From Tate's NFL.com Combine Scouting Profile:
"Tate is a hard-nosed runner that does not spend much time dancing around in the backfield. He likes to stick his foot in the ground and hit the hole at the first sign of a running lane opening up. He is a downhill runner that will veer off course as he gets through the hole but is not going to make a lot of people miss once he gets through the hole unless he can just outrun them. He had been considered a bit of an underachiever in the past but came through with a big senior season to raise his status going into this draft."
Tate has amassed nearly 2,000 yards and 10 touchdowns in his three years in the NFL, averaging 50 yards per game and 4.7 yards per carry. Tate has also been used in the receiving game, tallying 34 receptions for 140 yards this season. Having a back that is equally as talented in the receiving game is a must for Cleveland. The Browns, under Turner, have relied heavily on their passing game this season and are currently 1st in the NFL in passing attempts, tossing the rock 42 times per game.
The Browns are averaging 84.9 yards per game on the ground this season. Tate has surpassed that mark on three occasions himself, all the while with four cracked ribs. Tate has five 100+ yard games in his career, three more than Trent Richardson.

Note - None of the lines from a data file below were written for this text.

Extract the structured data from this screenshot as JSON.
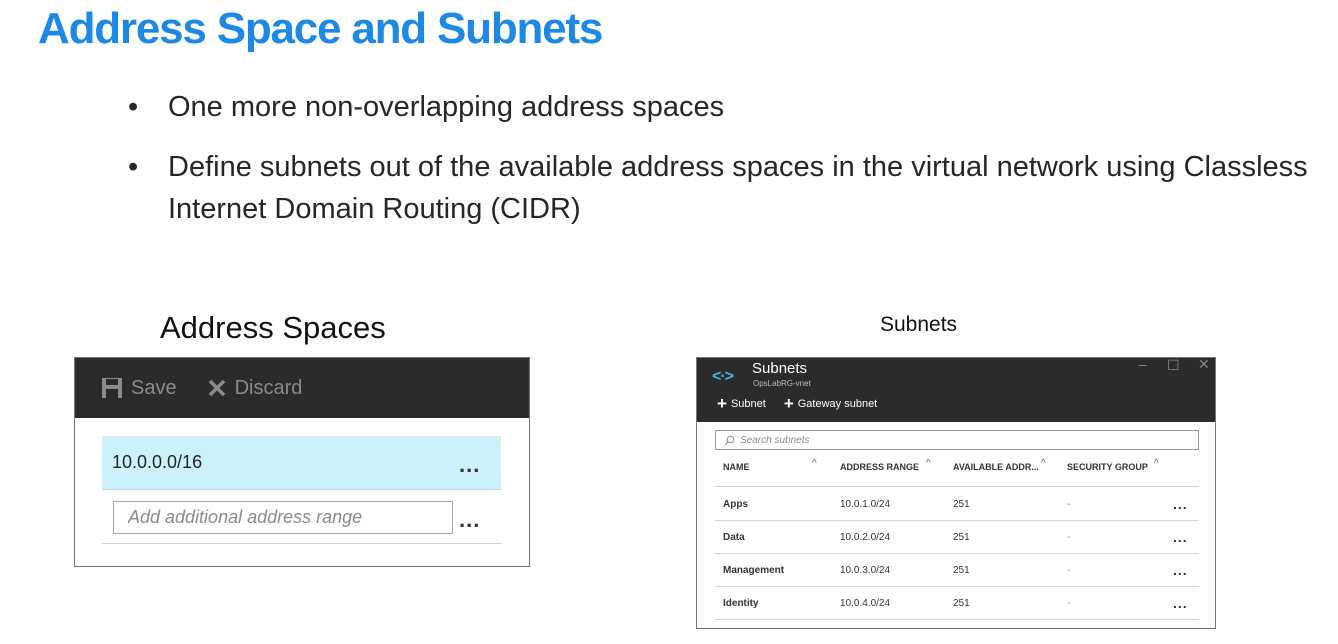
{
  "slide": {
    "title": "Address Space and Subnets",
    "bullets": [
      "One more non-overlapping address spaces",
      "Define subnets out of the available address spaces in the virtual network using Classless Internet Domain Routing (CIDR)"
    ],
    "bullet_glyph": "•"
  },
  "address_panel": {
    "caption": "Address Spaces",
    "toolbar": {
      "save_label": "Save",
      "discard_label": "Discard"
    },
    "ranges": [
      "10.0.0.0/16"
    ],
    "input_placeholder": "Add additional address range",
    "ellipsis": "..."
  },
  "subnets_panel": {
    "caption": "Subnets",
    "title": "Subnets",
    "subtitle": "OpsLabRG-vnet",
    "logo_glyph": "<·>",
    "window_controls": {
      "minimize": "–",
      "maximize": "☐",
      "close": "✕"
    },
    "actions": {
      "add_subnet": "Subnet",
      "add_gateway": "Gateway subnet",
      "plus": "+"
    },
    "search_placeholder": "Search subnets",
    "columns": [
      "NAME",
      "ADDRESS RANGE",
      "AVAILABLE ADDR...",
      "SECURITY GROUP"
    ],
    "sort_glyph": "^",
    "rows": [
      {
        "name": "Apps",
        "range": "10.0.1.0/24",
        "available": "251",
        "security": "-",
        "more": "..."
      },
      {
        "name": "Data",
        "range": "10.0.2.0/24",
        "available": "251",
        "security": "-",
        "more": "..."
      },
      {
        "name": "Management",
        "range": "10.0.3.0/24",
        "available": "251",
        "security": "-",
        "more": "..."
      },
      {
        "name": "Identity",
        "range": "10.0.4.0/24",
        "available": "251",
        "security": "-",
        "more": "..."
      }
    ]
  },
  "colors": {
    "title": "#1e88e5",
    "toolbar": "#2a2b2c",
    "selected_row": "#ccf1fb",
    "logo": "#49b6e8"
  }
}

Despite being 25 years old, Tate is a low-mileage free agent. Tate has only 421 carries throughout his entire career. Compare that to Trent Richardson, who's one draft year younger but has 10 more carries in his career. Tate been primarily used in relief, as Arian Foster has been the go-to back in Houston in recent history, but has shown remarkable talent and great vision in his limited time. Tate has proven that he possesses the talent required in being an every-down back, he just requires the right opportunity. Cleveland could give him that opportunity.
With the cap space available, it's easy to see the Browns making a serious play for Tate come March. Addressing the glaring need at running back through free agency would allow Cleveland to allocate their draft resources towards other needs, such as quarterback, interior linebacker, and cornerback.